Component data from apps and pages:
......

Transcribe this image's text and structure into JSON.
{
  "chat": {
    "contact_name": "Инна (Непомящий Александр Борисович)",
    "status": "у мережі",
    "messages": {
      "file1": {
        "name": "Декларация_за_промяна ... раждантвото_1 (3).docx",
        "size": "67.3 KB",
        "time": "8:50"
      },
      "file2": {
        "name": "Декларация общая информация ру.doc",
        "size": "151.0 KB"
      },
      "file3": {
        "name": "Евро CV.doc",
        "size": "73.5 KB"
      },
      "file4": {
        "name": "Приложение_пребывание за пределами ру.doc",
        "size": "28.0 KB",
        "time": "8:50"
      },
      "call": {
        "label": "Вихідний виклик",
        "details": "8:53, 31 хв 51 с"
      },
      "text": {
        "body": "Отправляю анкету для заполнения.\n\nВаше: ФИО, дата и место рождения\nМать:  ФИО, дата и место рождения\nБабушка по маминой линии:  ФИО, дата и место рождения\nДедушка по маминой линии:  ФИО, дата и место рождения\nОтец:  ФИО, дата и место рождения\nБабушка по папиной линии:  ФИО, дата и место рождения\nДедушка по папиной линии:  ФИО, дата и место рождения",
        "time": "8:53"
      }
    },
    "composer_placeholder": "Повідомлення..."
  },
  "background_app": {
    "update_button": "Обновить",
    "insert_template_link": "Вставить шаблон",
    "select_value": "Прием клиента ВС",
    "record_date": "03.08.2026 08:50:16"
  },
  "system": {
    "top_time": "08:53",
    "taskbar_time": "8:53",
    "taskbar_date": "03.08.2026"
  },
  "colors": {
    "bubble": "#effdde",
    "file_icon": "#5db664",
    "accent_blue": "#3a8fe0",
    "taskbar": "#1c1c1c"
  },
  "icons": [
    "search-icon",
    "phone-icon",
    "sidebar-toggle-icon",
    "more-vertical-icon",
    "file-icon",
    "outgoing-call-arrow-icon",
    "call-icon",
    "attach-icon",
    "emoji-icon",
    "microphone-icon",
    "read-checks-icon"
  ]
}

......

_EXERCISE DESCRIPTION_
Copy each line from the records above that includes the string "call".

_RESULT FOR THIS EXERCISE_
      "call": {
    "outgoing-call-arrow-icon",
    "call-icon",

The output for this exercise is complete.